Data in this exercise
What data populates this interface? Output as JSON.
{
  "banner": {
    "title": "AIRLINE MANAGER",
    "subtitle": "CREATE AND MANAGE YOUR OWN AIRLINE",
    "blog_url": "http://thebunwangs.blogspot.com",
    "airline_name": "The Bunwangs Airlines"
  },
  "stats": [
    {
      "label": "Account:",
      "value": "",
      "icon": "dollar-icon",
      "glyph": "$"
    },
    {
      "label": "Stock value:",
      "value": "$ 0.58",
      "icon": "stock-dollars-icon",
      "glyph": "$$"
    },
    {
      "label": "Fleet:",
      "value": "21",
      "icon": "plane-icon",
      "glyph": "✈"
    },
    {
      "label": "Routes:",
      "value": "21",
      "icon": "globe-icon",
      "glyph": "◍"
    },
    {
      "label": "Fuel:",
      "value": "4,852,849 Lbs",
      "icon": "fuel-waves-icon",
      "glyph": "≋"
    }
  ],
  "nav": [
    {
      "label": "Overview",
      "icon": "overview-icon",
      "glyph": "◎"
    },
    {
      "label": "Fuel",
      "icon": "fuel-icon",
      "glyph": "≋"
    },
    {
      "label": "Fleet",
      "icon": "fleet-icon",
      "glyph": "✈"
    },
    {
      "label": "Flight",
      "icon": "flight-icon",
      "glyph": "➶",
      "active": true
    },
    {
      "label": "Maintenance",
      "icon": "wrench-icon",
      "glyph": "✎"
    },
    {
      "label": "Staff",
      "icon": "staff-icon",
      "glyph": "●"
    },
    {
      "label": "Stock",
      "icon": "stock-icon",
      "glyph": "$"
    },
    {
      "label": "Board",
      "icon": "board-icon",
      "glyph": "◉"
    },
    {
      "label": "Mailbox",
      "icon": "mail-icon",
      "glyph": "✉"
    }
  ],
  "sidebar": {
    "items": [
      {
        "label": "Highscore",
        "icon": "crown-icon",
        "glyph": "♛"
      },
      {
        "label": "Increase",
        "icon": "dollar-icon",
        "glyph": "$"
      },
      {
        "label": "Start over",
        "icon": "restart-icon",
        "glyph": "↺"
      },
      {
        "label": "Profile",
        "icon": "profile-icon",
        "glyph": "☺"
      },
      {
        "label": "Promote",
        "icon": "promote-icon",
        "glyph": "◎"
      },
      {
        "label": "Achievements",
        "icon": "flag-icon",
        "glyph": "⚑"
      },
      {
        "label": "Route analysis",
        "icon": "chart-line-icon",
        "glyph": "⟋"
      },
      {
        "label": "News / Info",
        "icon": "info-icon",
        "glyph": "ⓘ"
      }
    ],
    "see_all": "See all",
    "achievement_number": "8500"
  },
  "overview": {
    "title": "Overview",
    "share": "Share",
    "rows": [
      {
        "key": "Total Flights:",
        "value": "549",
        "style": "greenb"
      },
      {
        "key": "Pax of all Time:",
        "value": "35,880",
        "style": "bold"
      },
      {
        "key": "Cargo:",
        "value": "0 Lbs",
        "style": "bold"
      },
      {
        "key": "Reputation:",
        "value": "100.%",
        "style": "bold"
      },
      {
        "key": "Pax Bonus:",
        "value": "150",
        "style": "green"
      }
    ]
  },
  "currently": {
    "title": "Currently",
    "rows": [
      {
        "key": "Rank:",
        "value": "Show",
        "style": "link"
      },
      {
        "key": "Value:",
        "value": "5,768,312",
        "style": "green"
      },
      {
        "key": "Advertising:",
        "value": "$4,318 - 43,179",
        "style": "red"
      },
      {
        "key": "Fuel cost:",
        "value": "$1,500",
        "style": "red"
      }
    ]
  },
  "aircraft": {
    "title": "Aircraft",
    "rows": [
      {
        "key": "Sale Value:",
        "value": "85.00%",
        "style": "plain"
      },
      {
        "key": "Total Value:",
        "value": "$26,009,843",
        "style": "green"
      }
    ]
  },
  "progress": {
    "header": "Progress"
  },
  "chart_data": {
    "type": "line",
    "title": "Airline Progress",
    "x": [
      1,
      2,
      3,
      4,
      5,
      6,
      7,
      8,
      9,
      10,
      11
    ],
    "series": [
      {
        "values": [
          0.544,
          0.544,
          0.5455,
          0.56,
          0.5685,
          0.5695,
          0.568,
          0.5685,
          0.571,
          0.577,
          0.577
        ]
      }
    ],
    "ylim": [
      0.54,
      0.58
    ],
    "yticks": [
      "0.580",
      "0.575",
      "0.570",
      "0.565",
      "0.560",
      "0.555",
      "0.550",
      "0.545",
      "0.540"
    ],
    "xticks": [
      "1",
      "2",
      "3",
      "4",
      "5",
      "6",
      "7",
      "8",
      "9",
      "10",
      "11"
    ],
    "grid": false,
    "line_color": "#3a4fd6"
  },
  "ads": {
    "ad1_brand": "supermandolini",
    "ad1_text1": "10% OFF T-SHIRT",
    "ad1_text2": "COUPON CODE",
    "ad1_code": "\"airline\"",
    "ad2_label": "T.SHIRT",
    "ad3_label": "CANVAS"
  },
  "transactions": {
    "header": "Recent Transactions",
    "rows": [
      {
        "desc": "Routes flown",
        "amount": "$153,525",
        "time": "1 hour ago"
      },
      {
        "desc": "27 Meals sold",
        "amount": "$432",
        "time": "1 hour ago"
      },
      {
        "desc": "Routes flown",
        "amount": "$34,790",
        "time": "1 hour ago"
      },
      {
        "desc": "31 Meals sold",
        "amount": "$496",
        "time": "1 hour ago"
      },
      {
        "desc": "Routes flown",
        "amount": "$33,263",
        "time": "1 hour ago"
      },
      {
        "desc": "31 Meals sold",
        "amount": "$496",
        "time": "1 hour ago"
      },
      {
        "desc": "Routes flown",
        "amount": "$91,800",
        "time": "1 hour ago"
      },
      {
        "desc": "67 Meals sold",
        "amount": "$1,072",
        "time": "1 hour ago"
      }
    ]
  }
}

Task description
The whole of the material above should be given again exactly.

Solution for this task
What data populates this interface? Output as JSON.
{
  "banner": {
    "title": "AIRLINE MANAGER",
    "subtitle": "CREATE AND MANAGE YOUR OWN AIRLINE",
    "blog_url": "http://thebunwangs.blogspot.com",
    "airline_name": "The Bunwangs Airlines"
  },
  "stats": [
    {
      "label": "Account:",
      "value": "",
      "icon": "dollar-icon",
      "glyph": "$"
    },
    {
      "label": "Stock value:",
      "value": "$ 0.58",
      "icon": "stock-dollars-icon",
      "glyph": "$$"
    },
    {
      "label": "Fleet:",
      "value": "21",
      "icon": "plane-icon",
      "glyph": "✈"
    },
    {
      "label": "Routes:",
      "value": "21",
      "icon": "globe-icon",
      "glyph": "◍"
    },
    {
      "label": "Fuel:",
      "value": "4,852,849 Lbs",
      "icon": "fuel-waves-icon",
      "glyph": "≋"
    }
  ],
  "nav": [
    {
      "label": "Overview",
      "icon": "overview-icon",
      "glyph": "◎"
    },
    {
      "label": "Fuel",
      "icon": "fuel-icon",
      "glyph": "≋"
    },
    {
      "label": "Fleet",
      "icon": "fleet-icon",
      "glyph": "✈"
    },
    {
      "label": "Flight",
      "icon": "flight-icon",
      "glyph": "➶",
      "active": true
    },
    {
      "label": "Maintenance",
      "icon": "wrench-icon",
      "glyph": "✎"
    },
    {
      "label": "Staff",
      "icon": "staff-icon",
      "glyph": "●"
    },
    {
      "label": "Stock",
      "icon": "stock-icon",
      "glyph": "$"
    },
    {
      "label": "Board",
      "icon": "board-icon",
      "glyph": "◉"
    },
    {
      "label": "Mailbox",
      "icon": "mail-icon",
      "glyph": "✉"
    }
  ],
  "sidebar": {
    "items": [
      {
        "label": "Highscore",
        "icon": "crown-icon",
        "glyph": "♛"
      },
      {
        "label": "Increase",
        "icon": "dollar-icon",
        "glyph": "$"
      },
      {
        "label": "Start over",
        "icon": "restart-icon",
        "glyph": "↺"
      },
      {
        "label": "Profile",
        "icon": "profile-icon",
        "glyph": "☺"
      },
      {
        "label": "Promote",
        "icon": "promote-icon",
        "glyph": "◎"
      },
      {
        "label": "Achievements",
        "icon": "flag-icon",
        "glyph": "⚑"
      },
      {
        "label": "Route analysis",
        "icon": "chart-line-icon",
        "glyph": "⟋"
      },
      {
        "label": "News / Info",
        "icon": "info-icon",
        "glyph": "ⓘ"
      }
    ],
    "see_all": "See all",
    "achievement_number": "8500"
  },
  "overview": {
    "title": "Overview",
    "share": "Share",
    "rows": [
      {
        "key": "Total Flights:",
        "value": "549",
        "style": "greenb"
      },
      {
        "key": "Pax of all Time:",
        "value": "35,880",
        "style": "bold"
      },
      {
        "key": "Cargo:",
        "value": "0 Lbs",
        "style": "bold"
      },
      {
        "key": "Reputation:",
        "value": "100.%",
        "style": "bold"
      },
      {
        "key": "Pax Bonus:",
        "value": "150",
        "style": "green"
      }
    ]
  },
  "currently": {
    "title": "Currently",
    "rows": [
      {
        "key": "Rank:",
        "value": "Show",
        "style": "link"
      },
      {
        "key": "Value:",
        "value": "5,768,312",
        "style": "green"
      },
      {
        "key": "Advertising:",
        "value": "$4,318 - 43,179",
        "style": "red"
      },
      {
        "key": "Fuel cost:",
        "value": "$1,500",
        "style": "red"
      }
    ]
  },
  "aircraft": {
    "title": "Aircraft",
    "rows": [
      {
        "key": "Sale Value:",
        "value": "85.00%",
        "style": "plain"
      },
      {
        "key": "Total Value:",
        "value": "$26,009,843",
        "style": "green"
      }
    ]
  },
  "progress": {
    "header": "Progress"
  },
  "chart_data": {
    "type": "line",
    "title": "Airline Progress",
    "x": [
      1,
      2,
      3,
      4,
      5,
      6,
      7,
      8,
      9,
      10,
      11
    ],
    "series": [
      {
        "values": [
          0.544,
          0.544,
          0.5455,
          0.56,
          0.5685,
          0.5695,
          0.568,
          0.5685,
          0.571,
          0.577,
          0.577
        ]
      }
    ],
    "ylim": [
      0.54,
      0.58
    ],
    "yticks": [
      "0.580",
      "0.575",
      "0.570",
      "0.565",
      "0.560",
      "0.555",
      "0.550",
      "0.545",
      "0.540"
    ],
    "xticks": [
      "1",
      "2",
      "3",
      "4",
      "5",
      "6",
      "7",
      "8",
      "9",
      "10",
      "11"
    ],
    "grid": false,
    "line_color": "#3a4fd6"
  },
  "ads": {
    "ad1_brand": "supermandolini",
    "ad1_text1": "10% OFF T-SHIRT",
    "ad1_text2": "COUPON CODE",
    "ad1_code": "\"airline\"",
    "ad2_label": "T.SHIRT",
    "ad3_label": "CANVAS"
  },
  "transactions": {
    "header": "Recent Transactions",
    "rows": [
      {
        "desc": "Routes flown",
        "amount": "$153,525",
        "time": "1 hour ago"
      },
      {
        "desc": "27 Meals sold",
        "amount": "$432",
        "time": "1 hour ago"
      },
      {
        "desc": "Routes flown",
        "amount": "$34,790",
        "time": "1 hour ago"
      },
      {
        "desc": "31 Meals sold",
        "amount": "$496",
        "time": "1 hour ago"
      },
      {
        "desc": "Routes flown",
        "amount": "$33,263",
        "time": "1 hour ago"
      },
      {
        "desc": "31 Meals sold",
        "amount": "$496",
        "time": "1 hour ago"
      },
      {
        "desc": "Routes flown",
        "amount": "$91,800",
        "time": "1 hour ago"
      },
      {
        "desc": "67 Meals sold",
        "amount": "$1,072",
        "time": "1 hour ago"
      }
    ]
  }
}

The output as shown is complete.